Interface dataset entries:
/---

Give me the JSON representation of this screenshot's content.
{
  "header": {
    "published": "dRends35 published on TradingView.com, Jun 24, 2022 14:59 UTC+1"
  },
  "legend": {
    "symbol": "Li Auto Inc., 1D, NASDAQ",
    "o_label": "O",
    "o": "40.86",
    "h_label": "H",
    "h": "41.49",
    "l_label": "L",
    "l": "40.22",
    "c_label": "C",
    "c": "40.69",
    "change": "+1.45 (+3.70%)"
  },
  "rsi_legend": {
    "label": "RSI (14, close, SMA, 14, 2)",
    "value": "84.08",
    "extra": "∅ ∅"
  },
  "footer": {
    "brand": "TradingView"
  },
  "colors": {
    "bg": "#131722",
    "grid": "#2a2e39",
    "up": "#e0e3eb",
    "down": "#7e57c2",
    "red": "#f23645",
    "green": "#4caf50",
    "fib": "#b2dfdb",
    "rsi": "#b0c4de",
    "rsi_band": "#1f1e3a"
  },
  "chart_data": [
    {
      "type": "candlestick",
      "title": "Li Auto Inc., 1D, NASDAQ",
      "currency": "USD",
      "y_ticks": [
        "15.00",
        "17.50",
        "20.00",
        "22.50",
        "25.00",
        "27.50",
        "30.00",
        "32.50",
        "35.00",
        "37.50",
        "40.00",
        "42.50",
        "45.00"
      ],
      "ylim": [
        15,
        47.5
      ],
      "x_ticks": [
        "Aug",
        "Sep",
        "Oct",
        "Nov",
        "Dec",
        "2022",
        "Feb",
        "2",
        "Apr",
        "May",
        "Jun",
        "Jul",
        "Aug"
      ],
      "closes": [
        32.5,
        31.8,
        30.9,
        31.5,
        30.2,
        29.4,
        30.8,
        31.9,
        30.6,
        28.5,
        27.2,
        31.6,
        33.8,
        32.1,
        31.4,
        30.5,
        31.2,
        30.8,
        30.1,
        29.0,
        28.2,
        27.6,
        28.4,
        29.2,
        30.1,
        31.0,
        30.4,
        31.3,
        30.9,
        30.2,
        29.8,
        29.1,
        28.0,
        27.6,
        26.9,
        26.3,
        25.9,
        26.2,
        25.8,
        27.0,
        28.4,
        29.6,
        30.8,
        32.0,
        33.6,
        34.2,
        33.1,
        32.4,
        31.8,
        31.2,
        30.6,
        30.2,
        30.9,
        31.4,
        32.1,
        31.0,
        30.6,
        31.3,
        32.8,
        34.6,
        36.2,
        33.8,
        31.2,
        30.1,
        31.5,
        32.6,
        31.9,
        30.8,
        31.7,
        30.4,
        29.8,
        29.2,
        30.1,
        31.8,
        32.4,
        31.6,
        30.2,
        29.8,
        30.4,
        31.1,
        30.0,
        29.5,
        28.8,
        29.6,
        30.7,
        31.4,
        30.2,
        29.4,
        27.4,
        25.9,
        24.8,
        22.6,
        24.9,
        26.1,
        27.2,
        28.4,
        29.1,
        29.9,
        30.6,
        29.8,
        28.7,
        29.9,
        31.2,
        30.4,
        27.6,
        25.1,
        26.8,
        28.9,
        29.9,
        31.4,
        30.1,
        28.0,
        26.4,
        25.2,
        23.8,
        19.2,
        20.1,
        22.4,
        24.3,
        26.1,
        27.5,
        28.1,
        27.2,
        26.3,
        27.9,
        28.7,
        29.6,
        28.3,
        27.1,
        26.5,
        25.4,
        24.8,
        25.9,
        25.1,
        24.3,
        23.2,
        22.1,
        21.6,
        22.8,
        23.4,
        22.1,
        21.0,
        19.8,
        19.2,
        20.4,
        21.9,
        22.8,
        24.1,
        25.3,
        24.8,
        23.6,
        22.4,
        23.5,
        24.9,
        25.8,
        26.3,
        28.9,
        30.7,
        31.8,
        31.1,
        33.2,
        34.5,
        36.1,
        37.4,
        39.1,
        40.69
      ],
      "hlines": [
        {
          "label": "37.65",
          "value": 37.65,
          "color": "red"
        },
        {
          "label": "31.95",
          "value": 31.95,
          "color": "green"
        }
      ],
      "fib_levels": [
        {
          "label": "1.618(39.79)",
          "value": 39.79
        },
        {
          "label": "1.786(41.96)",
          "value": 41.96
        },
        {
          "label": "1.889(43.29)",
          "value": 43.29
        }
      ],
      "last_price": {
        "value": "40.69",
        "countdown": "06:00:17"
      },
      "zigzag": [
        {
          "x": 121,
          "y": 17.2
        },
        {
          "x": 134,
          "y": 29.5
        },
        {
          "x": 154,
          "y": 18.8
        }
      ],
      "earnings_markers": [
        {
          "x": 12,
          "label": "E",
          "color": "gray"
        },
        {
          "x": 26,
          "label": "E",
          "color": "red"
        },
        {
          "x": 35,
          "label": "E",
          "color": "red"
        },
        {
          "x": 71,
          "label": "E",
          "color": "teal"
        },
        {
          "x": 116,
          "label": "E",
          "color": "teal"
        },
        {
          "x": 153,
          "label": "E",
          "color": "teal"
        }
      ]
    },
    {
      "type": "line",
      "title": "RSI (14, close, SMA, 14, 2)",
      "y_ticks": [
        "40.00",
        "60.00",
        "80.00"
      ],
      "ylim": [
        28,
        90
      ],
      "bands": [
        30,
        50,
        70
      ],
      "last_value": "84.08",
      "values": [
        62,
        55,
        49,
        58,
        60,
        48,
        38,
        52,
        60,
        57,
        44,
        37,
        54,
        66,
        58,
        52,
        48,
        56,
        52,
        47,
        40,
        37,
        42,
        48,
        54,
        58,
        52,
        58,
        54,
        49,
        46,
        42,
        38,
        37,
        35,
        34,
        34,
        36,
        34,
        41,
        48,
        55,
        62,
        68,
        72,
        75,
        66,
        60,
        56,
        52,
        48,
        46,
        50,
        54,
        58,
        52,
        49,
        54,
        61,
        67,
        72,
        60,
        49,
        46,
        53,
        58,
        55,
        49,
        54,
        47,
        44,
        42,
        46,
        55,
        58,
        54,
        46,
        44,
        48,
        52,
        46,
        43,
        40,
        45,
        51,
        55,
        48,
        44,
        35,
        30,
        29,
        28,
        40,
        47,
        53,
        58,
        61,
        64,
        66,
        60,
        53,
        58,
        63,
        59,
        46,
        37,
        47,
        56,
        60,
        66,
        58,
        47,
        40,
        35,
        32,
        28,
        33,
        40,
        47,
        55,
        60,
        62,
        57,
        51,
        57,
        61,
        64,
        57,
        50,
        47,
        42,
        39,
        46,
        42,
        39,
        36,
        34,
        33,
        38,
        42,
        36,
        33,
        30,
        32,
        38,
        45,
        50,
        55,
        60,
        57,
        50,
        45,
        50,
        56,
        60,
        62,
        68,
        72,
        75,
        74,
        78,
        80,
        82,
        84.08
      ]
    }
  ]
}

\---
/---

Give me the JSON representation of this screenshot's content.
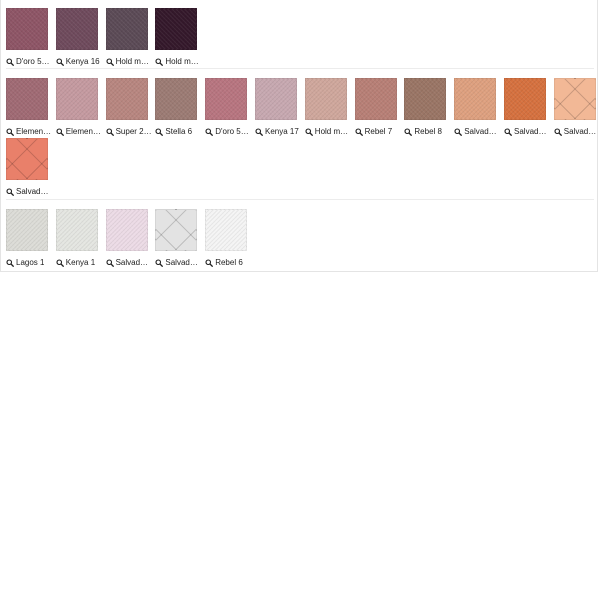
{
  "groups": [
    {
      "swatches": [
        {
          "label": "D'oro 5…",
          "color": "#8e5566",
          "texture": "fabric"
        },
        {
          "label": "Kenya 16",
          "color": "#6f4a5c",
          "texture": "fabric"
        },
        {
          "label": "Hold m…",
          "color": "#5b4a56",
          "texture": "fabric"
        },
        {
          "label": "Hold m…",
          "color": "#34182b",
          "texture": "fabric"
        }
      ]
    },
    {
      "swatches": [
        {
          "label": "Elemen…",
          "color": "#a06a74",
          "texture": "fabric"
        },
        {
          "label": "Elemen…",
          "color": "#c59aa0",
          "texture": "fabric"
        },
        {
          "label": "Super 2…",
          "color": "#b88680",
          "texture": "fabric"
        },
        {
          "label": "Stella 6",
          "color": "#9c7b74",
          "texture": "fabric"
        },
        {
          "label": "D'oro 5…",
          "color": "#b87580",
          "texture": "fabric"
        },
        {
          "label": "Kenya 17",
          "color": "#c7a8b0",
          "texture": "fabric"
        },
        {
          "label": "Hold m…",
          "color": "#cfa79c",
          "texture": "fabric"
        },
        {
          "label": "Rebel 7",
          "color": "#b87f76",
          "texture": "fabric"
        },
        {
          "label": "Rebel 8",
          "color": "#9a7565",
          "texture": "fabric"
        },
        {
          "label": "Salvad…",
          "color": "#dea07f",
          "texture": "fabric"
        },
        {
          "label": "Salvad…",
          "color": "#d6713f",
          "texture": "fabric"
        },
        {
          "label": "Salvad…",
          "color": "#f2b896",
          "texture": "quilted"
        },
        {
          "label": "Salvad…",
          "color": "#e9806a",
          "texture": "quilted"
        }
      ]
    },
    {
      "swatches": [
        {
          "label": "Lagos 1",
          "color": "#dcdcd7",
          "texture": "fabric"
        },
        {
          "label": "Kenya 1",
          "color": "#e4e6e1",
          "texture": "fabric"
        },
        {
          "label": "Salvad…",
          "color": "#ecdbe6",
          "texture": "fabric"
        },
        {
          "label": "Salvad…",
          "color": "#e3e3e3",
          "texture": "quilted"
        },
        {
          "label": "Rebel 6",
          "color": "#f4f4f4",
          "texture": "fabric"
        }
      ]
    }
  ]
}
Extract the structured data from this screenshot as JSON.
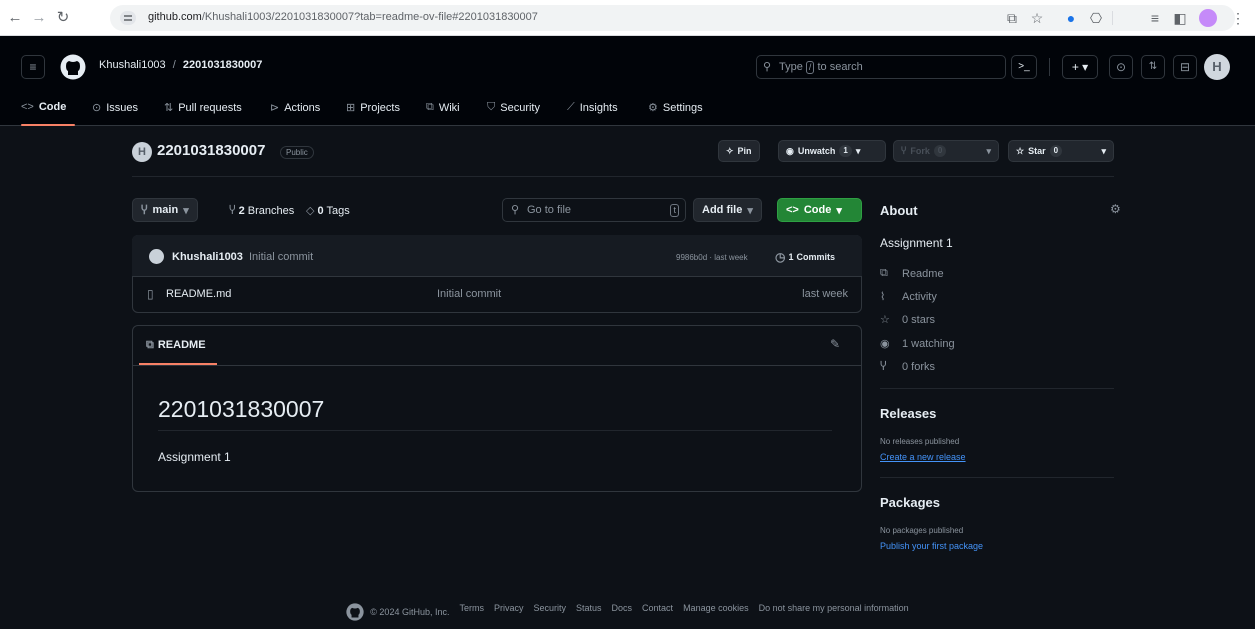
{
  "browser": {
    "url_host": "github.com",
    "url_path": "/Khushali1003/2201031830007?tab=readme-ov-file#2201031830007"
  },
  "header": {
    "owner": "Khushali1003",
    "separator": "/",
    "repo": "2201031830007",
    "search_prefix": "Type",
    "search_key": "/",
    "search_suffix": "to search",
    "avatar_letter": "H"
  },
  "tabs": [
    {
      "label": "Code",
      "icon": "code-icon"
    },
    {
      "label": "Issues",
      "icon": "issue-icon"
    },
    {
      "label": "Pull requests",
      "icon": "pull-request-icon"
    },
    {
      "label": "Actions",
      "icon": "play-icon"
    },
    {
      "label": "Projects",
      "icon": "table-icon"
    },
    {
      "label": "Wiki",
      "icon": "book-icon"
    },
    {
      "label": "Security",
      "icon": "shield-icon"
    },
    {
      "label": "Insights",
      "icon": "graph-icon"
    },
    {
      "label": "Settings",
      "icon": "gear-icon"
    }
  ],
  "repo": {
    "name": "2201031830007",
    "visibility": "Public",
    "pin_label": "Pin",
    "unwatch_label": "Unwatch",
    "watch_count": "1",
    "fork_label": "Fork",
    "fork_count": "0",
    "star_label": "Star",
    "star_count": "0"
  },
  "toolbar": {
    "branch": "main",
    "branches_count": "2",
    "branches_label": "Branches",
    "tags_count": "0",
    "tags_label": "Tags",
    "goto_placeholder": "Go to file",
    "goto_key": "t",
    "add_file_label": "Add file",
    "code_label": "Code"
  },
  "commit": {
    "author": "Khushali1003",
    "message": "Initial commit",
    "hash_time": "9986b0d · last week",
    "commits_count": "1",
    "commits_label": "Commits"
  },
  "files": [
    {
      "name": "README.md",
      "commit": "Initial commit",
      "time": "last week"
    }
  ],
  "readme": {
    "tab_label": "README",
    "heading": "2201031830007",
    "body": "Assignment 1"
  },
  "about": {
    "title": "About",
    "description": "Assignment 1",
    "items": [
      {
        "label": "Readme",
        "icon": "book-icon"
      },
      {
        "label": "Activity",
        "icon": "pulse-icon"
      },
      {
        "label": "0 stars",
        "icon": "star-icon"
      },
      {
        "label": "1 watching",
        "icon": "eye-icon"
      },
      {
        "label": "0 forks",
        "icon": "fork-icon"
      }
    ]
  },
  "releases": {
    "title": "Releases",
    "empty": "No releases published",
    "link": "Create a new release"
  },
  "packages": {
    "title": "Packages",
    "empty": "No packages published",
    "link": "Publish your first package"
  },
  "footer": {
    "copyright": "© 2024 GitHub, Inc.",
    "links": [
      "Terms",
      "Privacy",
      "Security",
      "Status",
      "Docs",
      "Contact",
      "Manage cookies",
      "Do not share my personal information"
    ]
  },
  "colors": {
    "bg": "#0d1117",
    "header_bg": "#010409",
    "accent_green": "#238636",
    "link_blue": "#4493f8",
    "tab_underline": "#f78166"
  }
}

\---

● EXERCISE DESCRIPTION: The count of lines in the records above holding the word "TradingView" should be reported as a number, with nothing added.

● RESPONSE: 2